Accountants, Texas board still at odds over Enron [Bloomberg]
To many in the accounting world, Carl Bass is a hero. Long before Enron became a worldwide symbol of scandal, Bass told his supervisors at Arthur Andersen LLP that something was amiss with the Houston energy giant. But the Texas state board that licenses accountants sees Bass differently — as unfit to continue in his profession. Nearly a decade after Enron collapsed and took Arthur Andersen with it, the work of Bass and another former Andersen partner, Thomas Bauer, as Enron auditors is still being debated in a highly contentious and costly proceeding.

Can You Break the Law by Complying With It? [DealBook]
The state claims Lehman’s auditors aided in a fraud, using Repo 105 transactions to make the books look healthier than they actually were. Ernst & Young proclaimed it did nothing wrong because its work complied with Generally Accepted Accounting Principles, or GAAP. Both may well be right — although that won’t necessarily preclude a claim against Ernst & Young.

TLP: No Animals Were Harmed … [JDA]
Reindeer like boomies!

The 12 gadgets of Christmas: Top tech toys of 2010 [Business Zone]
There’s still time.

Accountant Accused of Swindling Actress [WSJ]
A New York City man who did accounting work for entertainers was accused of swindling a “Law & Order” actress out of more than $1 million Thursday. The man, 50-year-old Joseph Cilibrasi of Manhattan, pleaded not guilty in Manhattan Supreme Court, where nine charges were levied against him and his company, Cilibrasi & Associates. Mr. Cilibrasi, who faces up to 25 years in prison on the top charge, was held on $100,000 bond or cash.

Blame game: Accountant denies claims in Koss case [TBJGM]
Julie Mulvaney, Sujata Sachdeva’s alleged accomplice at Koss Corp., claims she did nothing wrong and simply followed orders from Sachdeva, who Mulvaney described as a “powerful, insistent, imperious, overbearing superior.”

Deloitte plans to move offices to Midtown [NYP]
Deloitte has decided to consolidate its offices in Midtown, putting the kibosh on a long expected downtown deal for the accounting giant to move from 2 World Financial Center into 400,000 square feet at 4 World Financial Center owned by Brookfield Properties. Instead, Deloitte, which was also going to lease an additional 100,000 square feet at 30 Rockefeller Center in Midtown, may consolidate in that tower and lease even more space — if it can find the elbow room, The Post has learned.

Best of 2010: Accounting [CFO]
In the realm of accounting, no one moved more rapidly this year than the Financial Accounting Standards Board and the International Accounting Standards Board. The two standard-setting bodies set forth an aggressive agenda that called for a dozen or so new rules to be issued by 2011.

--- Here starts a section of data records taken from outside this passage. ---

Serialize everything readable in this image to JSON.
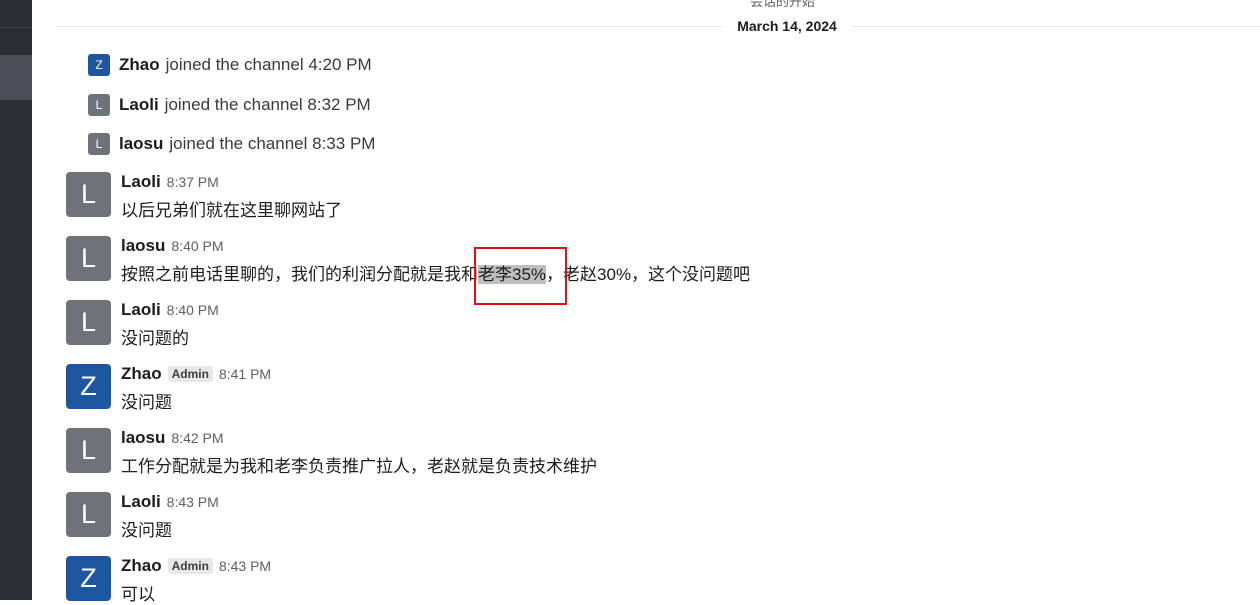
{
  "header": {
    "top_cut_text": "会话的开始",
    "date_divider": "March 14, 2024"
  },
  "joins": [
    {
      "initial": "Z",
      "name": "Zhao",
      "text": "joined the channel 4:20 PM",
      "color": "#1e57a0"
    },
    {
      "initial": "L",
      "name": "Laoli",
      "text": "joined the channel 8:32 PM",
      "color": "#6e7379"
    },
    {
      "initial": "L",
      "name": "laosu",
      "text": "joined the channel 8:33 PM",
      "color": "#6e7379"
    }
  ],
  "messages": [
    {
      "initial": "L",
      "author": "Laoli",
      "badge": "",
      "time": "8:37 PM",
      "text": "以后兄弟们就在这里聊网站了"
    },
    {
      "initial": "L",
      "author": "laosu",
      "badge": "",
      "time": "8:40 PM",
      "text_pre": "按照之前电话里聊的，我们的利润分配就是我和",
      "text_highlight": "老李35%",
      "text_post": "，老赵30%，这个没问题吧"
    },
    {
      "initial": "L",
      "author": "Laoli",
      "badge": "",
      "time": "8:40 PM",
      "text": "没问题的"
    },
    {
      "initial": "Z",
      "author": "Zhao",
      "badge": "Admin",
      "time": "8:41 PM",
      "text": "没问题"
    },
    {
      "initial": "L",
      "author": "laosu",
      "badge": "",
      "time": "8:42 PM",
      "text": "工作分配就是为我和老李负责推广拉人，老赵就是负责技术维护"
    },
    {
      "initial": "L",
      "author": "Laoli",
      "badge": "",
      "time": "8:43 PM",
      "text": "没问题"
    },
    {
      "initial": "Z",
      "author": "Zhao",
      "badge": "Admin",
      "time": "8:43 PM",
      "text": "可以"
    }
  ],
  "colors": {
    "avatar_zhao": "#1e57a0",
    "avatar_gray": "#6e7379",
    "annotation_box": "#e0101a"
  }
}
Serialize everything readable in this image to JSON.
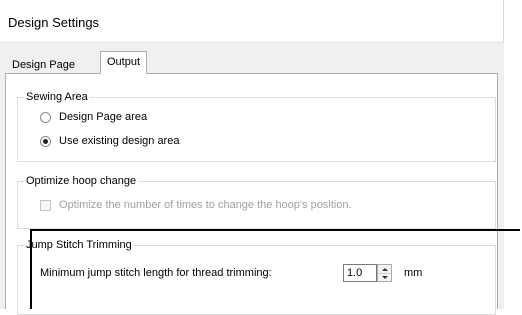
{
  "window": {
    "title": "Design Settings"
  },
  "tabs": [
    {
      "label": "Design Page",
      "active": false
    },
    {
      "label": "Output",
      "active": true
    }
  ],
  "sewing_area": {
    "caption": "Sewing Area",
    "options": [
      {
        "label": "Design Page area",
        "selected": false
      },
      {
        "label": "Use existing design area",
        "selected": true
      }
    ]
  },
  "optimize_hoop": {
    "caption": "Optimize hoop change",
    "checkbox_label": "Optimize the number of times to change the hoop's position.",
    "checked": false,
    "enabled": false
  },
  "jump_stitch": {
    "caption": "Jump Stitch Trimming",
    "min_length_label": "Minimum jump stitch length for thread trimming:",
    "min_length_value": "1.0",
    "unit": "mm"
  }
}
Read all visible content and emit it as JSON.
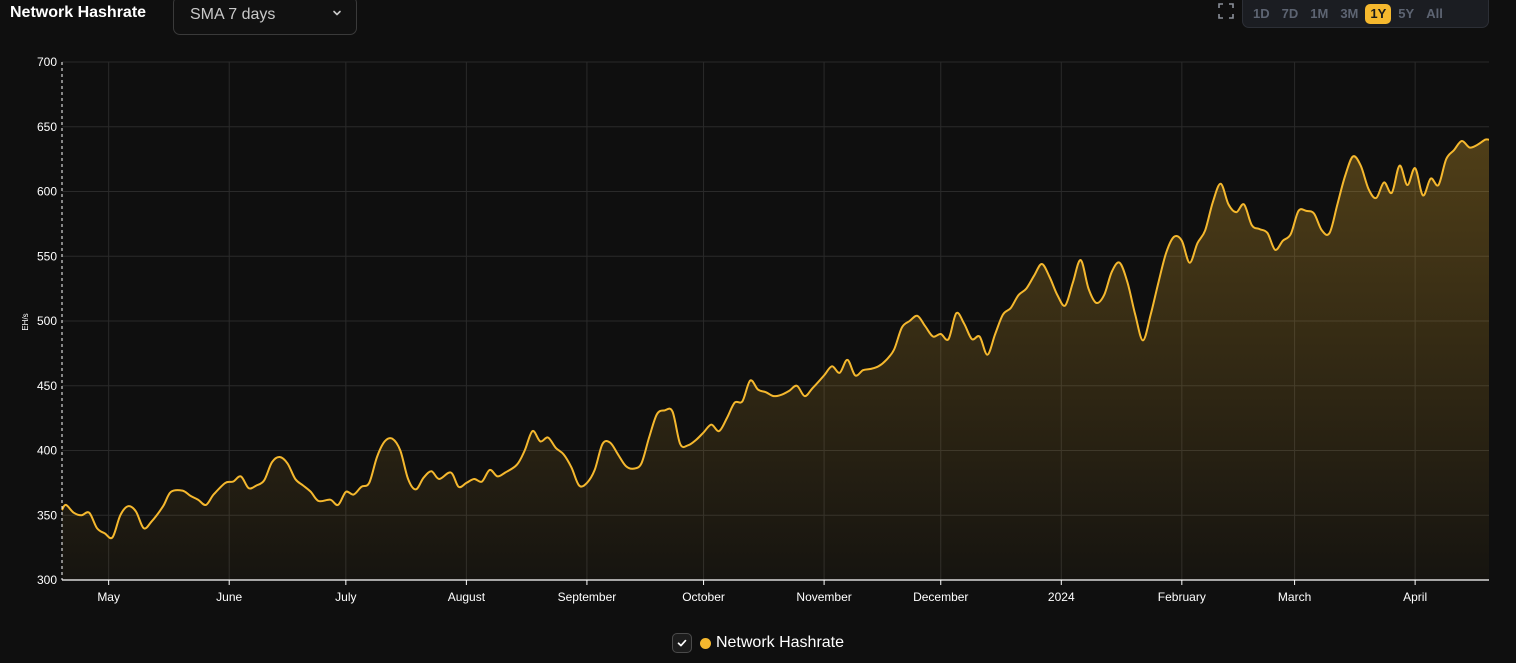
{
  "header": {
    "title": "Network Hashrate",
    "select_value": "SMA 7 days",
    "ranges": [
      "1D",
      "7D",
      "1M",
      "3M",
      "1Y",
      "5Y",
      "All"
    ],
    "active_range": "1Y"
  },
  "legend": {
    "label": "Network Hashrate"
  },
  "colors": {
    "line": "#f5b82e",
    "background": "#0f0f0f",
    "grid": "#2a2a2a",
    "axis": "#ffffff"
  },
  "chart_data": {
    "type": "area",
    "title": "Network Hashrate",
    "ylabel": "EH/s",
    "xlabel": "",
    "ylim": [
      300,
      700
    ],
    "yticks": [
      300,
      350,
      400,
      450,
      500,
      550,
      600,
      650,
      700
    ],
    "month_labels": [
      "May",
      "June",
      "July",
      "August",
      "September",
      "October",
      "November",
      "December",
      "2024",
      "February",
      "March",
      "April"
    ],
    "x_start": "2023-04-19",
    "x_end": "2024-04-20",
    "month_dates": [
      "2023-05-01",
      "2023-06-01",
      "2023-07-01",
      "2023-08-01",
      "2023-09-01",
      "2023-10-01",
      "2023-11-01",
      "2023-12-01",
      "2024-01-01",
      "2024-02-01",
      "2024-03-01",
      "2024-04-01"
    ],
    "grid": true,
    "legend": "bottom-center",
    "series": [
      {
        "name": "Network Hashrate",
        "points": [
          [
            "2023-04-19",
            354
          ],
          [
            "2023-04-20",
            358
          ],
          [
            "2023-04-22",
            352
          ],
          [
            "2023-04-24",
            350
          ],
          [
            "2023-04-26",
            352
          ],
          [
            "2023-04-28",
            340
          ],
          [
            "2023-04-30",
            336
          ],
          [
            "2023-05-02",
            333
          ],
          [
            "2023-05-04",
            350
          ],
          [
            "2023-05-06",
            357
          ],
          [
            "2023-05-08",
            353
          ],
          [
            "2023-05-10",
            340
          ],
          [
            "2023-05-12",
            345
          ],
          [
            "2023-05-15",
            357
          ],
          [
            "2023-05-17",
            368
          ],
          [
            "2023-05-20",
            369
          ],
          [
            "2023-05-22",
            365
          ],
          [
            "2023-05-24",
            362
          ],
          [
            "2023-05-26",
            358
          ],
          [
            "2023-05-28",
            366
          ],
          [
            "2023-05-31",
            375
          ],
          [
            "2023-06-02",
            376
          ],
          [
            "2023-06-04",
            380
          ],
          [
            "2023-06-06",
            371
          ],
          [
            "2023-06-08",
            373
          ],
          [
            "2023-06-10",
            377
          ],
          [
            "2023-06-12",
            391
          ],
          [
            "2023-06-14",
            395
          ],
          [
            "2023-06-16",
            390
          ],
          [
            "2023-06-18",
            378
          ],
          [
            "2023-06-20",
            373
          ],
          [
            "2023-06-22",
            368
          ],
          [
            "2023-06-24",
            361
          ],
          [
            "2023-06-27",
            362
          ],
          [
            "2023-06-29",
            358
          ],
          [
            "2023-07-01",
            368
          ],
          [
            "2023-07-03",
            366
          ],
          [
            "2023-07-05",
            372
          ],
          [
            "2023-07-07",
            375
          ],
          [
            "2023-07-09",
            395
          ],
          [
            "2023-07-11",
            407
          ],
          [
            "2023-07-13",
            409
          ],
          [
            "2023-07-15",
            400
          ],
          [
            "2023-07-17",
            378
          ],
          [
            "2023-07-19",
            370
          ],
          [
            "2023-07-21",
            379
          ],
          [
            "2023-07-23",
            384
          ],
          [
            "2023-07-25",
            378
          ],
          [
            "2023-07-28",
            383
          ],
          [
            "2023-07-30",
            372
          ],
          [
            "2023-08-01",
            375
          ],
          [
            "2023-08-03",
            378
          ],
          [
            "2023-08-05",
            376
          ],
          [
            "2023-08-07",
            385
          ],
          [
            "2023-08-09",
            380
          ],
          [
            "2023-08-11",
            383
          ],
          [
            "2023-08-14",
            389
          ],
          [
            "2023-08-16",
            400
          ],
          [
            "2023-08-18",
            415
          ],
          [
            "2023-08-20",
            407
          ],
          [
            "2023-08-22",
            410
          ],
          [
            "2023-08-24",
            402
          ],
          [
            "2023-08-26",
            397
          ],
          [
            "2023-08-28",
            387
          ],
          [
            "2023-08-30",
            373
          ],
          [
            "2023-09-01",
            375
          ],
          [
            "2023-09-03",
            385
          ],
          [
            "2023-09-05",
            405
          ],
          [
            "2023-09-07",
            406
          ],
          [
            "2023-09-09",
            397
          ],
          [
            "2023-09-11",
            388
          ],
          [
            "2023-09-13",
            386
          ],
          [
            "2023-09-15",
            390
          ],
          [
            "2023-09-17",
            410
          ],
          [
            "2023-09-19",
            428
          ],
          [
            "2023-09-21",
            431
          ],
          [
            "2023-09-23",
            430
          ],
          [
            "2023-09-25",
            405
          ],
          [
            "2023-09-27",
            404
          ],
          [
            "2023-09-29",
            408
          ],
          [
            "2023-10-01",
            414
          ],
          [
            "2023-10-03",
            420
          ],
          [
            "2023-10-05",
            415
          ],
          [
            "2023-10-07",
            425
          ],
          [
            "2023-10-09",
            437
          ],
          [
            "2023-10-11",
            438
          ],
          [
            "2023-10-13",
            454
          ],
          [
            "2023-10-15",
            447
          ],
          [
            "2023-10-17",
            445
          ],
          [
            "2023-10-19",
            442
          ],
          [
            "2023-10-21",
            443
          ],
          [
            "2023-10-23",
            446
          ],
          [
            "2023-10-25",
            450
          ],
          [
            "2023-10-27",
            442
          ],
          [
            "2023-10-29",
            448
          ],
          [
            "2023-11-01",
            458
          ],
          [
            "2023-11-03",
            465
          ],
          [
            "2023-11-05",
            460
          ],
          [
            "2023-11-07",
            470
          ],
          [
            "2023-11-09",
            458
          ],
          [
            "2023-11-11",
            462
          ],
          [
            "2023-11-13",
            463
          ],
          [
            "2023-11-15",
            465
          ],
          [
            "2023-11-17",
            470
          ],
          [
            "2023-11-19",
            478
          ],
          [
            "2023-11-21",
            495
          ],
          [
            "2023-11-23",
            500
          ],
          [
            "2023-11-25",
            504
          ],
          [
            "2023-11-27",
            496
          ],
          [
            "2023-11-29",
            488
          ],
          [
            "2023-12-01",
            490
          ],
          [
            "2023-12-03",
            486
          ],
          [
            "2023-12-05",
            506
          ],
          [
            "2023-12-07",
            498
          ],
          [
            "2023-12-09",
            486
          ],
          [
            "2023-12-11",
            488
          ],
          [
            "2023-12-13",
            474
          ],
          [
            "2023-12-15",
            490
          ],
          [
            "2023-12-17",
            505
          ],
          [
            "2023-12-19",
            510
          ],
          [
            "2023-12-21",
            520
          ],
          [
            "2023-12-23",
            525
          ],
          [
            "2023-12-25",
            535
          ],
          [
            "2023-12-27",
            544
          ],
          [
            "2023-12-29",
            534
          ],
          [
            "2023-12-31",
            520
          ],
          [
            "2024-01-02",
            512
          ],
          [
            "2024-01-04",
            530
          ],
          [
            "2024-01-06",
            547
          ],
          [
            "2024-01-08",
            525
          ],
          [
            "2024-01-10",
            514
          ],
          [
            "2024-01-12",
            520
          ],
          [
            "2024-01-14",
            538
          ],
          [
            "2024-01-16",
            545
          ],
          [
            "2024-01-18",
            530
          ],
          [
            "2024-01-20",
            505
          ],
          [
            "2024-01-22",
            485
          ],
          [
            "2024-01-24",
            505
          ],
          [
            "2024-01-26",
            530
          ],
          [
            "2024-01-28",
            553
          ],
          [
            "2024-01-30",
            565
          ],
          [
            "2024-02-01",
            562
          ],
          [
            "2024-02-03",
            545
          ],
          [
            "2024-02-05",
            560
          ],
          [
            "2024-02-07",
            570
          ],
          [
            "2024-02-09",
            592
          ],
          [
            "2024-02-11",
            606
          ],
          [
            "2024-02-13",
            590
          ],
          [
            "2024-02-15",
            584
          ],
          [
            "2024-02-17",
            590
          ],
          [
            "2024-02-19",
            574
          ],
          [
            "2024-02-21",
            571
          ],
          [
            "2024-02-23",
            568
          ],
          [
            "2024-02-25",
            555
          ],
          [
            "2024-02-27",
            562
          ],
          [
            "2024-02-29",
            567
          ],
          [
            "2024-03-02",
            585
          ],
          [
            "2024-03-04",
            585
          ],
          [
            "2024-03-06",
            583
          ],
          [
            "2024-03-08",
            570
          ],
          [
            "2024-03-10",
            568
          ],
          [
            "2024-03-12",
            590
          ],
          [
            "2024-03-14",
            612
          ],
          [
            "2024-03-16",
            627
          ],
          [
            "2024-03-18",
            620
          ],
          [
            "2024-03-20",
            602
          ],
          [
            "2024-03-22",
            595
          ],
          [
            "2024-03-24",
            607
          ],
          [
            "2024-03-26",
            599
          ],
          [
            "2024-03-28",
            620
          ],
          [
            "2024-03-30",
            605
          ],
          [
            "2024-04-01",
            618
          ],
          [
            "2024-04-03",
            597
          ],
          [
            "2024-04-05",
            610
          ],
          [
            "2024-04-07",
            605
          ],
          [
            "2024-04-09",
            625
          ],
          [
            "2024-04-11",
            632
          ],
          [
            "2024-04-13",
            639
          ],
          [
            "2024-04-15",
            634
          ],
          [
            "2024-04-17",
            636
          ],
          [
            "2024-04-19",
            640
          ],
          [
            "2024-04-20",
            640
          ]
        ]
      }
    ]
  }
}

Congress Resolves Many Tax Issues During Lame-Duck Session [JofA]
Congress adjourned its year-end lame-duck session on Wednesday after passing legislative fixes for several pending tax issues, including the estate tax, the expiration of the 2001 and 2003 tax cuts, an alternative minimum tax (AMT) patch, and extensions of many expired provisions. However, it failed to repeal the expanded Form 1099 reporting requirements that were enacted as part of this spring’s health care reform legislation. The tax changes made during the lame-duck session were enacted as part of the Tax Relief, Unemployment Insurance Reauthorization, and Job Creation Act of 2010 (Tax Relief Act of 2010, PL 111-312), which Congress passed on Dec. 16, and President Barack Obama signed into law the next day.